§ THE PROBLEM:
Every line below that includes the word "比历史浏览时降" needs to be copied.

:: INPUT MATERIAL ::

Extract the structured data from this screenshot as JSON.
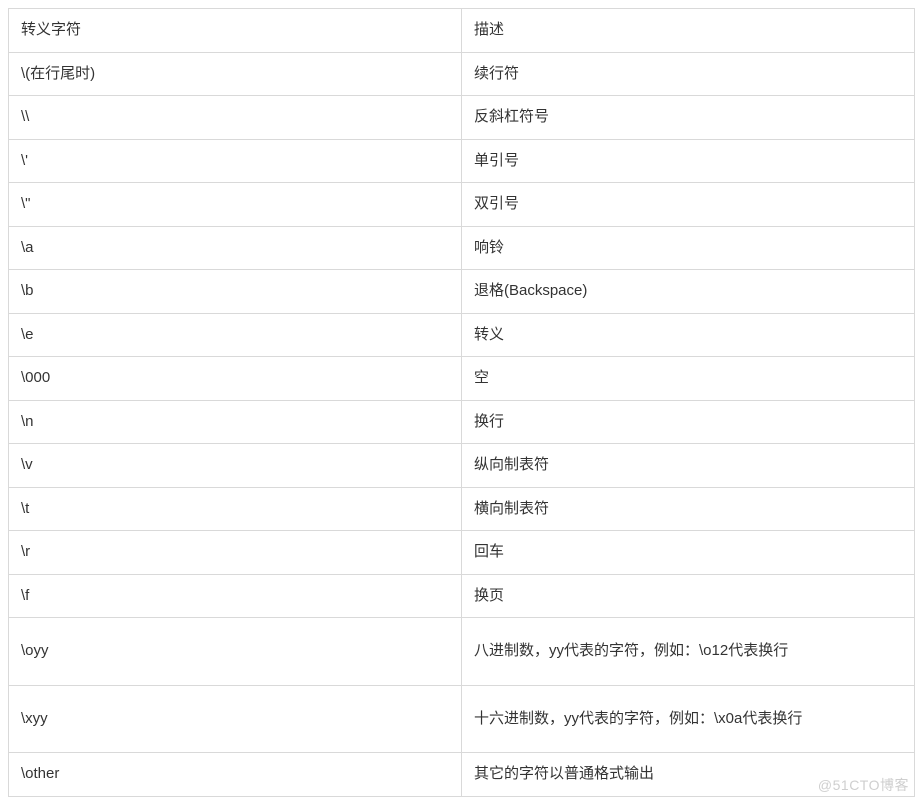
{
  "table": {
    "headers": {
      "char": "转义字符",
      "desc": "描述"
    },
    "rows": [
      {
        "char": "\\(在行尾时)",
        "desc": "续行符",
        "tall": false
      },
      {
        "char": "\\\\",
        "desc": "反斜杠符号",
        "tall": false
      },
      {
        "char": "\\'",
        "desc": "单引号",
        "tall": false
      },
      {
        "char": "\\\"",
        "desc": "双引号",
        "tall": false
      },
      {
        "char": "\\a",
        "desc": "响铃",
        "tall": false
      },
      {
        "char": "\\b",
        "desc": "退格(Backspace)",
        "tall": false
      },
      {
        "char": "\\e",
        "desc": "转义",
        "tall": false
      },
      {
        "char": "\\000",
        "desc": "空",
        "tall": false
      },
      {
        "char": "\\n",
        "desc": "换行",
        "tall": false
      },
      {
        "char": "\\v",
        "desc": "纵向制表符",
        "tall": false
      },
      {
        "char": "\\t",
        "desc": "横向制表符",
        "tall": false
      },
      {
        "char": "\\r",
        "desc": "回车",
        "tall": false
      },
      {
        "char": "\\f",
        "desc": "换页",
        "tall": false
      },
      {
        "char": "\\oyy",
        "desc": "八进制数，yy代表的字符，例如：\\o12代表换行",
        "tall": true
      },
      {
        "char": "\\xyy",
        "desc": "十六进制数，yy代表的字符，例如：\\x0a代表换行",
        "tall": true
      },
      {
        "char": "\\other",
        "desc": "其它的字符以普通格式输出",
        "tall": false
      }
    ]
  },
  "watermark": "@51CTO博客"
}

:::
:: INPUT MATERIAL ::

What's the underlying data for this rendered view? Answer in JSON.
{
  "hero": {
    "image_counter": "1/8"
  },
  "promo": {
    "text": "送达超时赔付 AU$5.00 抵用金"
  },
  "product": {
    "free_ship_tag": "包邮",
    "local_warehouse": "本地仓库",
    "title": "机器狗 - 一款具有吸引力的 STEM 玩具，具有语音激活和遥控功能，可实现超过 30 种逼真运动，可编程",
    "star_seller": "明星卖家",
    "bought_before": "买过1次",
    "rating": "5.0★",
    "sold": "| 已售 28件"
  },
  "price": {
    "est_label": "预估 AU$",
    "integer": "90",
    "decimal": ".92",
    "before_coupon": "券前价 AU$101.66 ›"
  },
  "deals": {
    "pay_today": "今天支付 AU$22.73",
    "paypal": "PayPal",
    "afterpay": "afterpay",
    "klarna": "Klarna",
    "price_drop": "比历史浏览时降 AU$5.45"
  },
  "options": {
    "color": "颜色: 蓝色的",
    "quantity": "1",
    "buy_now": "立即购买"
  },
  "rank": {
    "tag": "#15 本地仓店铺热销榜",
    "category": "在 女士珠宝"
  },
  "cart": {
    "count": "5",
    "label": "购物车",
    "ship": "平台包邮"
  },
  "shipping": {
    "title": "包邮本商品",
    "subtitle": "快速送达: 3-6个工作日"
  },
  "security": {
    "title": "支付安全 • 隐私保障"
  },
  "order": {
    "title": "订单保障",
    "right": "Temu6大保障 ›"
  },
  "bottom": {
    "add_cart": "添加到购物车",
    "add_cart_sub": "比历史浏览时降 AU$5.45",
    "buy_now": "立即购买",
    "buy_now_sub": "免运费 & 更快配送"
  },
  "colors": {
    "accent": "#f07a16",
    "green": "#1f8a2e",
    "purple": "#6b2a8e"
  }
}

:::

§ RESPONSE TO THE EXERCISE:
    "price_drop": "比历史浏览时降 AU$5.45"
    "add_cart_sub": "比历史浏览时降 AU$5.45",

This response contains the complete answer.